So if an autopilot can handle an airliner, why can’t we put the church in autopilot as well?

[This post, and all in this series, are satirical hyperbole. That means I am making a point by exaggerating the opposite point.]

Our Trip to Israel in January

Biblical Imagination Trip to Israel

The video will open a new page on Vimeo

We were privileged to spend a couple of weeks in Israel with the Biblical Imagination team. Our church family and a number of friends we have met over the years helped us get there – a blessing to our entire family. After we got back, we tried to show people the pictures but we had hundreds ourselves and then hundreds from our new friends. In the end, any slideshow presentation did not do the trip justice.

Jeff Jones, our videographer, just sent us the video journal of our trip. You can watch it and see us among our “congregation on the move” during the trip. The video is set to music and narration from Michael Card as well as some of the instruction from our tour guide, David Miller.

My Advice to Future Pastors

My Advice to Future Pastors

I am in my tenth year as a solo pastor. In that time, I have led our congregation through a lot of changes. Our first Sunday together, I candidated for a down and out congregation that had just moved into a newly renovated space. They had already offered the pastorate to someone else, who had decided God wanted him on the mission field instead. I was their second choice. That was August, 2004. In November of that year, the congregation called me to be their pastor.

Five years later, with our lease expiring and our funds dwindling, God led us to another congregation and I was privileged to help lead the two congregations in a merger that resulted in Bedford Road Baptist Church. That process took over 18 months from beginning to end.

Now, after nearly ten years, I finally feel like I have something to give to the next generation of pastors – in the form of a single piece of advice.

If you can live without doing this job, do something else.

I say this in all seriousness and without the slightest reservation.

If you can do something else, do it. The pastorate is not something you do because you think it will be neat or a challenge. It is something you do because there is a fire burning deep inside your gut and God won’t let you do anything else.

Look, I am a pastor’s kid. I know just how much being married to a pastor or having a pastor as a dad sucks.

As a pastor, you will put your family through more garbage than you would ever wish on anyone else. You will have bouts of depression and frustration. You will have days of complete exhaustion. Sometimes, you will cry for no reason other than the disparity between the way you thought your life would go and the way it has.

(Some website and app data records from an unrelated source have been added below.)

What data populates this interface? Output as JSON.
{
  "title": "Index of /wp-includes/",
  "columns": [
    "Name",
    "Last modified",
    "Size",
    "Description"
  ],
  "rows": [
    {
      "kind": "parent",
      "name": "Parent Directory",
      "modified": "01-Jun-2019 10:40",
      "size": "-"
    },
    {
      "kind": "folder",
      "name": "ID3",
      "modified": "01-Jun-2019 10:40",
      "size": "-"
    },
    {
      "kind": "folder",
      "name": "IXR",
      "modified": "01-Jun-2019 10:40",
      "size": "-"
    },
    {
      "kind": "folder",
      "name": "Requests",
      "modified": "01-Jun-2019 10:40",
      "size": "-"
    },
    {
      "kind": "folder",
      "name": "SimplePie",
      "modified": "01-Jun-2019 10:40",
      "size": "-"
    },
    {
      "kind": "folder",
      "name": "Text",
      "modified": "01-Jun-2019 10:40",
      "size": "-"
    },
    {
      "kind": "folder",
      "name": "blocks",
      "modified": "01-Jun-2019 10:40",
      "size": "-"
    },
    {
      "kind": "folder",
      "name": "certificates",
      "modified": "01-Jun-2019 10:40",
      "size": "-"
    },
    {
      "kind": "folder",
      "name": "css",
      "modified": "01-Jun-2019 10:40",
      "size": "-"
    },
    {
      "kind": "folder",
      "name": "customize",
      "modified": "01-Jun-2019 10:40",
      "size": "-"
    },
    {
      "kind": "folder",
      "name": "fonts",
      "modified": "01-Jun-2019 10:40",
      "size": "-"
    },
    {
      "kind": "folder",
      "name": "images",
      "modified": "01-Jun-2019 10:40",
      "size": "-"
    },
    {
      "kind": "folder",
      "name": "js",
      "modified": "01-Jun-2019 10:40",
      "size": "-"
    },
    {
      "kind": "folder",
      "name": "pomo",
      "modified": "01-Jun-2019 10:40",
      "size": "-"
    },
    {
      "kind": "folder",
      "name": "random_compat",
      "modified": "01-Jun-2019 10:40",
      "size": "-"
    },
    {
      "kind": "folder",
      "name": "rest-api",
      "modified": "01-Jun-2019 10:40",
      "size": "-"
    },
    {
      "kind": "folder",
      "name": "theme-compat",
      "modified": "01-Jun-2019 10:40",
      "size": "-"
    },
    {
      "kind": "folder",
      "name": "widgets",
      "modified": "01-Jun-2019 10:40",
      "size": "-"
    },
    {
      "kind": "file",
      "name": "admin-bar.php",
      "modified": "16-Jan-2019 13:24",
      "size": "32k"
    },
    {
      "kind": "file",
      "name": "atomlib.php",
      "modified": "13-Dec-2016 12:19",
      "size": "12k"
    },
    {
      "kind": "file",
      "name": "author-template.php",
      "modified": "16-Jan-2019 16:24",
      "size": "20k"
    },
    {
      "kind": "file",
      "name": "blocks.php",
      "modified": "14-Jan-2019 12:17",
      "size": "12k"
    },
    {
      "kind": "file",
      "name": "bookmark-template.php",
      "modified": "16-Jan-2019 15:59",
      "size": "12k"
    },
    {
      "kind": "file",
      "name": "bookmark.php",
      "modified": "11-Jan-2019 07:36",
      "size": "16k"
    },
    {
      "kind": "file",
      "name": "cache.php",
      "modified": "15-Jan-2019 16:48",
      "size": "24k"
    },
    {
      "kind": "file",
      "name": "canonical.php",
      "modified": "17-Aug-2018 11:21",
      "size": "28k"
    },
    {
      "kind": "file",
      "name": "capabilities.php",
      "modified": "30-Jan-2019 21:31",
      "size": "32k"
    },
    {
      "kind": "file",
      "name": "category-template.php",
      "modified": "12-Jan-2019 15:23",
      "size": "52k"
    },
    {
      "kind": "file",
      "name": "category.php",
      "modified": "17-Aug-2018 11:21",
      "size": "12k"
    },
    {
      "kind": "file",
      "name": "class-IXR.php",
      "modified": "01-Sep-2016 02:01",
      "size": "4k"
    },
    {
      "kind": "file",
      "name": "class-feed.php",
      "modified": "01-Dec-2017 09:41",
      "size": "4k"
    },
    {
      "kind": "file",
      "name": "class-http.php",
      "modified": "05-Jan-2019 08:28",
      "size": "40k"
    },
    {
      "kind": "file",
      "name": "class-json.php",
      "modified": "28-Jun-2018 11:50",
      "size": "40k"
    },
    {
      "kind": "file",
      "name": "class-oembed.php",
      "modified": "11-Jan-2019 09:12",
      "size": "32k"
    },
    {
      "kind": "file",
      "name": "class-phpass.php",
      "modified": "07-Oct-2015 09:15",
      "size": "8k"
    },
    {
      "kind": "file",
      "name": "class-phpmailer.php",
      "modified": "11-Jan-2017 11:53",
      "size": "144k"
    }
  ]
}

Make no mistake about it.

You have to be called into this gig.

If you can do anything else, do it. If you can be anywhere else, be there. If there is someone else, then let them do it.

Being a pastor is the hardest thing I have ever done. It is tiring. It is frustrating. It is painful. It is trying. It is brutal. It is emotional.

And I can’t imagine myself doing anything else because God dragged me kicking and screaming into this gig – so I know it is His work, not mine.

Casual pastor-wannabe? Get out while you can, before this thing consumes you. It isn’t for those who aren’t called, because it isn’t about you.